*** Entries supplied ***
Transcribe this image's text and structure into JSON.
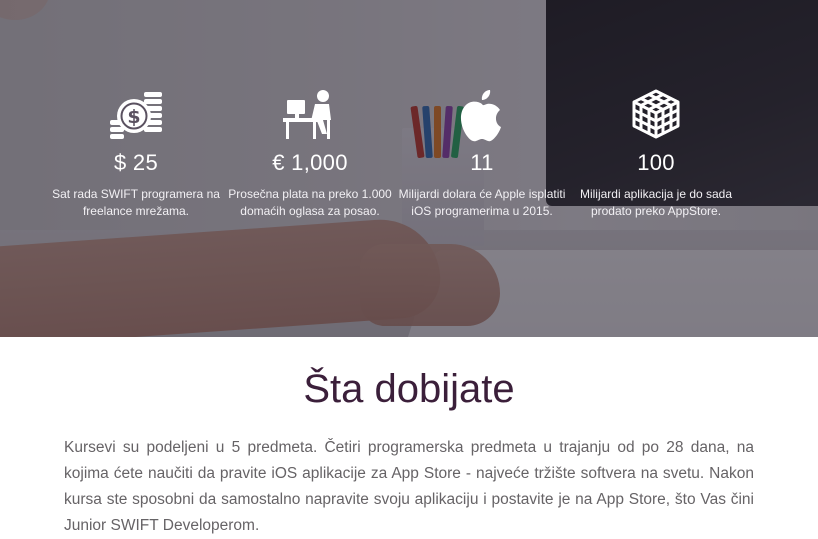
{
  "stats": [
    {
      "icon": "coins-dollar-icon",
      "value": "$ 25",
      "description": "Sat rada SWIFT programera na freelance mrežama."
    },
    {
      "icon": "developer-desk-icon",
      "value": "€ 1,000",
      "description": "Prosečna plata na preko 1.000 domaćih oglasa za posao."
    },
    {
      "icon": "apple-icon",
      "value": "11",
      "description": "Milijardi dolara će Apple isplatiti iOS programerima u 2015."
    },
    {
      "icon": "cube-grid-icon",
      "value": "100",
      "description": "Milijardi aplikacija je do sada prodato preko AppStore."
    }
  ],
  "section": {
    "title": "Šta dobijate",
    "body": "Kursevi su podeljeni u 5 predmeta. Četiri programerska predmeta u trajanju od po 28 dana, na kojima ćete naučiti da pravite iOS aplikacije za App Store - najveće tržište softvera na svetu. Nakon kursa ste sposobni da samostalno napravite svoju aplikaciju i postavite je na App Store, što Vas čini Junior SWIFT Developerom."
  },
  "colors": {
    "title": "#3b1f3a",
    "body_text": "#666366",
    "overlay": "#1e1928",
    "stat_text": "#ffffff"
  }
}
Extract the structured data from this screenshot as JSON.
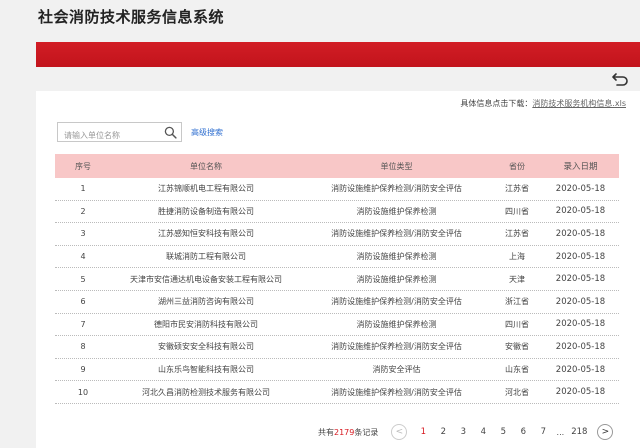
{
  "header": {
    "title": "社会消防技术服务信息系统"
  },
  "panel": {
    "download_prefix": "具体信息点击下载：",
    "download_link": "消防技术服务机构信息.xls"
  },
  "search": {
    "placeholder": "请输入单位名称",
    "advanced_label": "高级搜索"
  },
  "table": {
    "headers": {
      "no": "序号",
      "name": "单位名称",
      "type": "单位类型",
      "province": "省份",
      "date": "录入日期"
    },
    "rows": [
      {
        "no": "1",
        "name": "江苏锦顺机电工程有限公司",
        "type": "消防设施维护保养检测/消防安全评估",
        "province": "江苏省",
        "date": "2020-05-18"
      },
      {
        "no": "2",
        "name": "胜捷消防设备制造有限公司",
        "type": "消防设施维护保养检测",
        "province": "四川省",
        "date": "2020-05-18"
      },
      {
        "no": "3",
        "name": "江苏感知恒安科技有限公司",
        "type": "消防设施维护保养检测/消防安全评估",
        "province": "江苏省",
        "date": "2020-05-18"
      },
      {
        "no": "4",
        "name": "联城消防工程有限公司",
        "type": "消防设施维护保养检测",
        "province": "上海",
        "date": "2020-05-18"
      },
      {
        "no": "5",
        "name": "天津市安信通达机电设备安装工程有限公司",
        "type": "消防设施维护保养检测",
        "province": "天津",
        "date": "2020-05-18"
      },
      {
        "no": "6",
        "name": "湖州三益消防咨询有限公司",
        "type": "消防设施维护保养检测/消防安全评估",
        "province": "浙江省",
        "date": "2020-05-18"
      },
      {
        "no": "7",
        "name": "德阳市民安消防科技有限公司",
        "type": "消防设施维护保养检测",
        "province": "四川省",
        "date": "2020-05-18"
      },
      {
        "no": "8",
        "name": "安徽硕安安全科技有限公司",
        "type": "消防设施维护保养检测/消防安全评估",
        "province": "安徽省",
        "date": "2020-05-18"
      },
      {
        "no": "9",
        "name": "山东乐鸟智能科技有限公司",
        "type": "消防安全评估",
        "province": "山东省",
        "date": "2020-05-18"
      },
      {
        "no": "10",
        "name": "河北久昌消防检测技术服务有限公司",
        "type": "消防设施维护保养检测/消防安全评估",
        "province": "河北省",
        "date": "2020-05-18"
      }
    ]
  },
  "pagination": {
    "total_prefix": "共有",
    "total_count": "2179",
    "total_suffix": "条记录",
    "prev_symbol": "<",
    "next_symbol": ">",
    "pages": [
      "1",
      "2",
      "3",
      "4",
      "5",
      "6",
      "7"
    ],
    "ellipsis": "...",
    "last_page": "218",
    "current_page": "1"
  },
  "colors": {
    "brand_red": "#c8161e",
    "table_header_bg": "#f8c7c7",
    "link_blue": "#2f6fd0",
    "active_page": "#d71920"
  },
  "icons": {
    "back": "return-arrow-icon",
    "search": "magnifier-icon"
  }
}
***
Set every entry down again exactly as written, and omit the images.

Exercise response
Transcribe this image's text and structure into JSON.
{
  "stats": [
    {
      "icon": "coins-dollar-icon",
      "value": "$ 25",
      "description": "Sat rada SWIFT programera na freelance mrežama."
    },
    {
      "icon": "developer-desk-icon",
      "value": "€ 1,000",
      "description": "Prosečna plata na preko 1.000 domaćih oglasa za posao."
    },
    {
      "icon": "apple-icon",
      "value": "11",
      "description": "Milijardi dolara će Apple isplatiti iOS programerima u 2015."
    },
    {
      "icon": "cube-grid-icon",
      "value": "100",
      "description": "Milijardi aplikacija je do sada prodato preko AppStore."
    }
  ],
  "section": {
    "title": "Šta dobijate",
    "body": "Kursevi su podeljeni u 5 predmeta. Četiri programerska predmeta u trajanju od po 28 dana, na kojima ćete naučiti da pravite iOS aplikacije za App Store - najveće tržište softvera na svetu. Nakon kursa ste sposobni da samostalno napravite svoju aplikaciju i postavite je na App Store, što Vas čini Junior SWIFT Developerom."
  },
  "colors": {
    "title": "#3b1f3a",
    "body_text": "#666366",
    "overlay": "#1e1928",
    "stat_text": "#ffffff"
  }
}
Extract the structured data from this screenshot as JSON.
{
  "header": {
    "title": "社会消防技术服务信息系统"
  },
  "panel": {
    "download_prefix": "具体信息点击下载：",
    "download_link": "消防技术服务机构信息.xls"
  },
  "search": {
    "placeholder": "请输入单位名称",
    "advanced_label": "高级搜索"
  },
  "table": {
    "headers": {
      "no": "序号",
      "name": "单位名称",
      "type": "单位类型",
      "province": "省份",
      "date": "录入日期"
    },
    "rows": [
      {
        "no": "1",
        "name": "江苏锦顺机电工程有限公司",
        "type": "消防设施维护保养检测/消防安全评估",
        "province": "江苏省",
        "date": "2020-05-18"
      },
      {
        "no": "2",
        "name": "胜捷消防设备制造有限公司",
        "type": "消防设施维护保养检测",
        "province": "四川省",
        "date": "2020-05-18"
      },
      {
        "no": "3",
        "name": "江苏感知恒安科技有限公司",
        "type": "消防设施维护保养检测/消防安全评估",
        "province": "江苏省",
        "date": "2020-05-18"
      },
      {
        "no": "4",
        "name": "联城消防工程有限公司",
        "type": "消防设施维护保养检测",
        "province": "上海",
        "date": "2020-05-18"
      },
      {
        "no": "5",
        "name": "天津市安信通达机电设备安装工程有限公司",
        "type": "消防设施维护保养检测",
        "province": "天津",
        "date": "2020-05-18"
      },
      {
        "no": "6",
        "name": "湖州三益消防咨询有限公司",
        "type": "消防设施维护保养检测/消防安全评估",
        "province": "浙江省",
        "date": "2020-05-18"
      },
      {
        "no": "7",
        "name": "德阳市民安消防科技有限公司",
        "type": "消防设施维护保养检测",
        "province": "四川省",
        "date": "2020-05-18"
      },
      {
        "no": "8",
        "name": "安徽硕安安全科技有限公司",
        "type": "消防设施维护保养检测/消防安全评估",
        "province": "安徽省",
        "date": "2020-05-18"
      },
      {
        "no": "9",
        "name": "山东乐鸟智能科技有限公司",
        "type": "消防安全评估",
        "province": "山东省",
        "date": "2020-05-18"
      },
      {
        "no": "10",
        "name": "河北久昌消防检测技术服务有限公司",
        "type": "消防设施维护保养检测/消防安全评估",
        "province": "河北省",
        "date": "2020-05-18"
      }
    ]
  },
  "pagination": {
    "total_prefix": "共有",
    "total_count": "2179",
    "total_suffix": "条记录",
    "prev_symbol": "<",
    "next_symbol": ">",
    "pages": [
      "1",
      "2",
      "3",
      "4",
      "5",
      "6",
      "7"
    ],
    "ellipsis": "...",
    "last_page": "218",
    "current_page": "1"
  },
  "colors": {
    "brand_red": "#c8161e",
    "table_header_bg": "#f8c7c7",
    "link_blue": "#2f6fd0",
    "active_page": "#d71920"
  },
  "icons": {
    "back": "return-arrow-icon",
    "search": "magnifier-icon"
  }
}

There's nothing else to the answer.